  • Eitan Fishbane’s memoir about his wife’s tragic death (at age 32!) Shadows in Winter: A Memoir of Love and Loss. I teach in Eitan’s “Practical Hasidism” class at JTS every year, and he gave me the memoir as a gift because of all the bereavement groups I lead.
  • My Mussar hevruta partner and I are slogging through Avraham ben haRamban’s (Maimonides’ son) Mussar tome The Guide to Serving God, from the year 1230.
  • And I am re-reading (for the 3rd or 4th time) the most seminal Mussar classic, Mesillat Yesharim/The Path of the Just (early 1700’s) to try to keep at least a half step ahead of the rabbi/cantor Mussar group I lead.

She adds: “There are a lot of books I dabble in regularly but don’t read cover-to-cover — Naomi Levy’s amazing book of personal prayers, Talking to God is a mainstay, as are the poetry books of Israeli poet Yehuda Amichai.”

Rabbi Howard Cohen is reading

And Rabbi Dennis Ross, who will lead services here on Shabbat Shuvah (between Rosh Hashanah and Yom Kippur), is reading

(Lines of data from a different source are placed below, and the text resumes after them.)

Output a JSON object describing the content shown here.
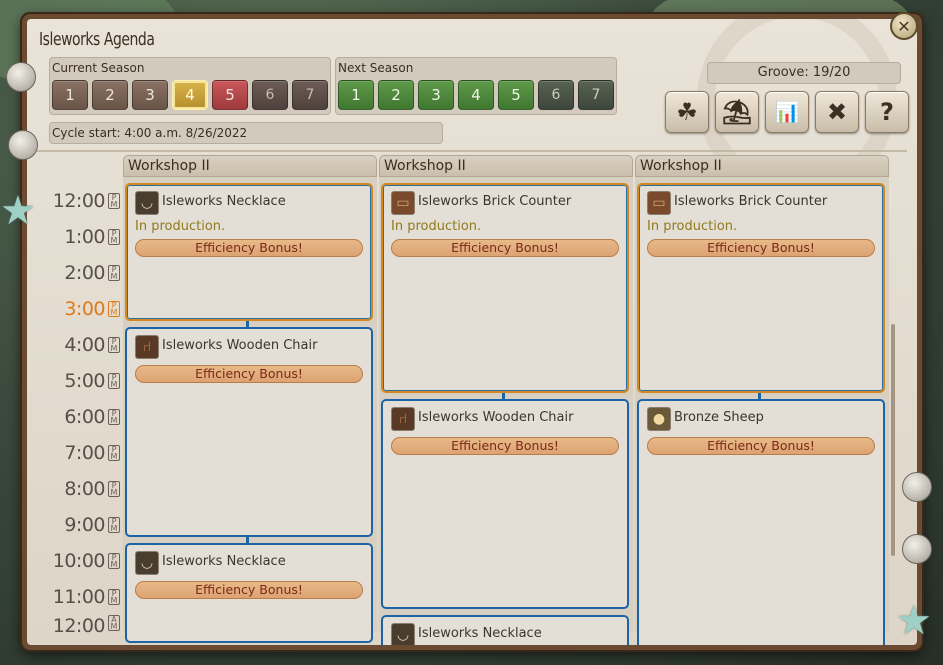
{
  "window": {
    "title": "Isleworks Agenda"
  },
  "current_season": {
    "label": "Current Season",
    "days": [
      "1",
      "2",
      "3",
      "4",
      "5",
      "6",
      "7"
    ],
    "selected_day": "4"
  },
  "next_season": {
    "label": "Next Season",
    "days": [
      "1",
      "2",
      "3",
      "4",
      "5",
      "6",
      "7"
    ]
  },
  "groove": "Groove: 19/20",
  "cycle_start": "Cycle start: 4:00 a.m. 8/26/2022",
  "toolbar": {
    "icons": [
      "season-palette-icon",
      "rest-day-icon",
      "supply-demand-icon",
      "cancel-icon",
      "help-icon"
    ],
    "glyphs": [
      "☘",
      "⛱",
      "📊",
      "✖",
      "?"
    ]
  },
  "timeline": {
    "current_hour": "3:00",
    "hours": [
      "12:00",
      "1:00",
      "2:00",
      "3:00",
      "4:00",
      "5:00",
      "6:00",
      "7:00",
      "8:00",
      "9:00",
      "10:00",
      "11:00",
      "12:00"
    ],
    "ampm_top": "P",
    "ampm_bottom": "M",
    "am_last_top": "A"
  },
  "workshops": [
    {
      "name": "Workshop II",
      "items": [
        {
          "name": "Isleworks Necklace",
          "status": "In production.",
          "bonus": "Efficiency Bonus!",
          "icon": "necklace-icon"
        },
        {
          "name": "Isleworks Wooden Chair",
          "status": "",
          "bonus": "Efficiency Bonus!",
          "icon": "wooden-chair-icon"
        },
        {
          "name": "Isleworks Necklace",
          "status": "",
          "bonus": "Efficiency Bonus!",
          "icon": "necklace-icon"
        }
      ]
    },
    {
      "name": "Workshop II",
      "items": [
        {
          "name": "Isleworks Brick Counter",
          "status": "In production.",
          "bonus": "Efficiency Bonus!",
          "icon": "brick-counter-icon"
        },
        {
          "name": "Isleworks Wooden Chair",
          "status": "",
          "bonus": "Efficiency Bonus!",
          "icon": "wooden-chair-icon"
        },
        {
          "name": "Isleworks Necklace",
          "status": "",
          "bonus": "",
          "icon": "necklace-icon"
        }
      ]
    },
    {
      "name": "Workshop II",
      "items": [
        {
          "name": "Isleworks Brick Counter",
          "status": "In production.",
          "bonus": "Efficiency Bonus!",
          "icon": "brick-counter-icon"
        },
        {
          "name": "Bronze Sheep",
          "status": "",
          "bonus": "Efficiency Bonus!",
          "icon": "bronze-sheep-icon"
        }
      ]
    }
  ],
  "colors": {
    "selected_day": "#d9b44a",
    "slot_border": "#1d64a6",
    "active_slot_border": "#d28a1e",
    "current_time": "#e07a1a",
    "bonus_fill": "#e3af7e"
  }
}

Stay tuned for the next installment in this periodic series of glimpses into the bookshelves of our shlichei tzibbur!

Announcing a new book by Reb Rachel

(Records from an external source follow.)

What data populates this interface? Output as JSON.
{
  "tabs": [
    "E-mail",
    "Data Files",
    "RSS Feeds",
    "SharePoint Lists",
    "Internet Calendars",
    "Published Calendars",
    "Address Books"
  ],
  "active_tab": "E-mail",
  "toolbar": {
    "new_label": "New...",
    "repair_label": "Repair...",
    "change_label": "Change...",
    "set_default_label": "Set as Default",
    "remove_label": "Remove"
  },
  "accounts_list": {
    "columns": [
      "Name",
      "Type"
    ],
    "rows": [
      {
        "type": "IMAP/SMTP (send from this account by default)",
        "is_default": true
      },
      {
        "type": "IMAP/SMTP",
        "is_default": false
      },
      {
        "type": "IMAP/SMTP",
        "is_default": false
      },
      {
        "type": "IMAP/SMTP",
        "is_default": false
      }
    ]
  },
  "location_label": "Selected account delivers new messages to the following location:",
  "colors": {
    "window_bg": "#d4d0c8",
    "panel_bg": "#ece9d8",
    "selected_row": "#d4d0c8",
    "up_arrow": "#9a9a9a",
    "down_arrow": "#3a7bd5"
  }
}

Dear CBI members and friends,

I’m delighted to be writing today to announce the publication of Waiting to Unfold, my new collection of poems about motherhood.


About the collection, poet Merle Feld — who visited CBI last year — writes,

In these remarkable poems Rachel Barenblat traverses the world of first-time parenthood with insight, generosity, rare courage. She shares first innocent awe, then unexpected darkness as a winter of the soul claims squatter’s rights in the nursery, and finally, aching, yearning, growing toward hope, a relearning of holy presence in small things. New parents will be astonished that someone has found words for their deepest secrets, parents long past these early months will gratefully nod: yes, I remember, this is true.

And poet Rodger Kamenetz writes:

The intense observation of the poet and the intense observation of the mother unite in a celebration of what is new and newborn, what is intensely felt and cherished and what is lost and mourned. Rachel Barenblat’s poems are easy to enter into, and they carry both the uniqueness of her persona as poet and serious Jew and the universality of love that has made us all. There’s a subversive wit here too,—a changing table that’s also a throne of glory, or the baby chewing on his mother’s tefillin—that speaks to a newly emerging sensibility about what is reverent and what is holy. It’s in the everyday as our best American poets have taught us, and as Rachel Barenblat teaches us in a new way too.

You can learn more about the collection at the publisher’s website; if you’re so inclined, you can purchase a copy there, or on Amazon.

I’ll be giving a reading from the new collection at 4pm on Sunday June 9 at CBI, and books will be available for purchase then too. Stay tuned for more information about that.

Thank you for joining me in celebrating this milestone!

Blessings to all,

Reb Rachel